expected to continue eastward/east-northeastward over the next few
hours, moving into northeast TX and adjacent portions of far
southeast OK, far southwest AR, and far northwest AR. Thus far, this
line has produced numerous several wind gusts over 50 kt, with a few
reports of significant severe winds (i.e. gusts over 65 kt). The
low-level structure of the line currently still indicated a
well-organized system, with a sharp reflectivity gradient along its
leading edge and strong radar velocity values. VAD wind profile from
KFWS reveals a well-defined rear-inflow jet.

However, echo tops have been gradually decreasing during the past
hour or so, indicative of updraft weakening. The downstream airmass
is not thermodynamically favorable for line re-intensification and
the general expectation is for the diminishing intensity trend to
continue. Even so, the line is well-organized and may be able to
overcome the unfavorable thermodynamics. In any case, isolated
damaging wind gusts are possible, particularly if the line interacts
with any cells the develop within the warm-air advection ahead of
it.

Radar trends will be monitored closely and a watch may be needed if

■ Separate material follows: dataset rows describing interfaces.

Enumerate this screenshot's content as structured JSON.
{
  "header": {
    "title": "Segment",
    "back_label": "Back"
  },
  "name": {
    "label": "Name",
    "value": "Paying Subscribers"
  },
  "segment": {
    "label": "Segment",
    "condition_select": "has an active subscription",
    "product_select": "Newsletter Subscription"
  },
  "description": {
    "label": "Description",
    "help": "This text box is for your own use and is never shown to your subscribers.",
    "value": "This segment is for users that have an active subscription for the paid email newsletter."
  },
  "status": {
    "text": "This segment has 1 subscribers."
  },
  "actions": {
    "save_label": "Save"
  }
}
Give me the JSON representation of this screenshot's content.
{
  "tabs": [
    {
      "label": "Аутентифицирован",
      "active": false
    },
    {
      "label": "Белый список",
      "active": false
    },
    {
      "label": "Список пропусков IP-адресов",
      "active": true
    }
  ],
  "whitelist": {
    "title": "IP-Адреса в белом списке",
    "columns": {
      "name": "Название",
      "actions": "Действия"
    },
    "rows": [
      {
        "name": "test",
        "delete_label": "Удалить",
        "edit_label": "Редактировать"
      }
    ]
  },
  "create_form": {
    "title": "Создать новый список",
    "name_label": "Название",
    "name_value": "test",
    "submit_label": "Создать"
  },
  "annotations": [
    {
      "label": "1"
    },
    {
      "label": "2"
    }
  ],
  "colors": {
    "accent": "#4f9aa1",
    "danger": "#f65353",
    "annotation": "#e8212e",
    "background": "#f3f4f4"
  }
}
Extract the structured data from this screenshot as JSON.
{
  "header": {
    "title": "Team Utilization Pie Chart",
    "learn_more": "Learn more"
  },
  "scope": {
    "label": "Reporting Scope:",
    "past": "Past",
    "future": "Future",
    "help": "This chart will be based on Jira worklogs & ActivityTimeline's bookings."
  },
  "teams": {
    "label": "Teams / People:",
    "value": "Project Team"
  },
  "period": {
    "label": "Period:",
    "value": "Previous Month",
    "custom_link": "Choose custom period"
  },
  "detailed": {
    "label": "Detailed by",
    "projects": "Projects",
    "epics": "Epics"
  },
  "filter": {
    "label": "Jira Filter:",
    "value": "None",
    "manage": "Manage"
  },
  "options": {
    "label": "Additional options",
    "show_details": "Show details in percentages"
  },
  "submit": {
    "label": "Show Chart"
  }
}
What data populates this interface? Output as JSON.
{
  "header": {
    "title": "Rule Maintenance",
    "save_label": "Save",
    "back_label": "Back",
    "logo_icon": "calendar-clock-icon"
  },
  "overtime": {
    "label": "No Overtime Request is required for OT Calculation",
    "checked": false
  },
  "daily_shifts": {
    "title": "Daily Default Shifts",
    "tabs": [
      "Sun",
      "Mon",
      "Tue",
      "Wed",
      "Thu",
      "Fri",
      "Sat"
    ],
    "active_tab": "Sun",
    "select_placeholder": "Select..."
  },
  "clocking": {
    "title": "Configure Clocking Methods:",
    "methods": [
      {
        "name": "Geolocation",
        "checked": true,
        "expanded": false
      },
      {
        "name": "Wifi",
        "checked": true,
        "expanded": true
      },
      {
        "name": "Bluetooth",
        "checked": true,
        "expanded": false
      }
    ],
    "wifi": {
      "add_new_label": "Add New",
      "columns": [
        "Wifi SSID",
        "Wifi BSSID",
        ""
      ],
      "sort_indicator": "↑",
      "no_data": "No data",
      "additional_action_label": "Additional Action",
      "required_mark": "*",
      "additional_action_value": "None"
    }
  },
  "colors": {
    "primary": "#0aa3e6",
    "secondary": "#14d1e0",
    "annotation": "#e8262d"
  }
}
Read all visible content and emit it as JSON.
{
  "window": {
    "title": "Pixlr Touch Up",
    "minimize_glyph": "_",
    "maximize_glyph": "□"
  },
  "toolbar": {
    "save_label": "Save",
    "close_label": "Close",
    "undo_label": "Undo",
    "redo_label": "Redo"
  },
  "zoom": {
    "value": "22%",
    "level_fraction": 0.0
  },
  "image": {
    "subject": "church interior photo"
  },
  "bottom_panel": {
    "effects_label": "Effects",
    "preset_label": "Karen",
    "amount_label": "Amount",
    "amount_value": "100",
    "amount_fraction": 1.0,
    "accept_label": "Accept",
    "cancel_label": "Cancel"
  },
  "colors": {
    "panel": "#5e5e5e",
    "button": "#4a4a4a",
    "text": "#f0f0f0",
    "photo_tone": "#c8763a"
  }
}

trends suggest storm intensity will be maintained into northeast TX.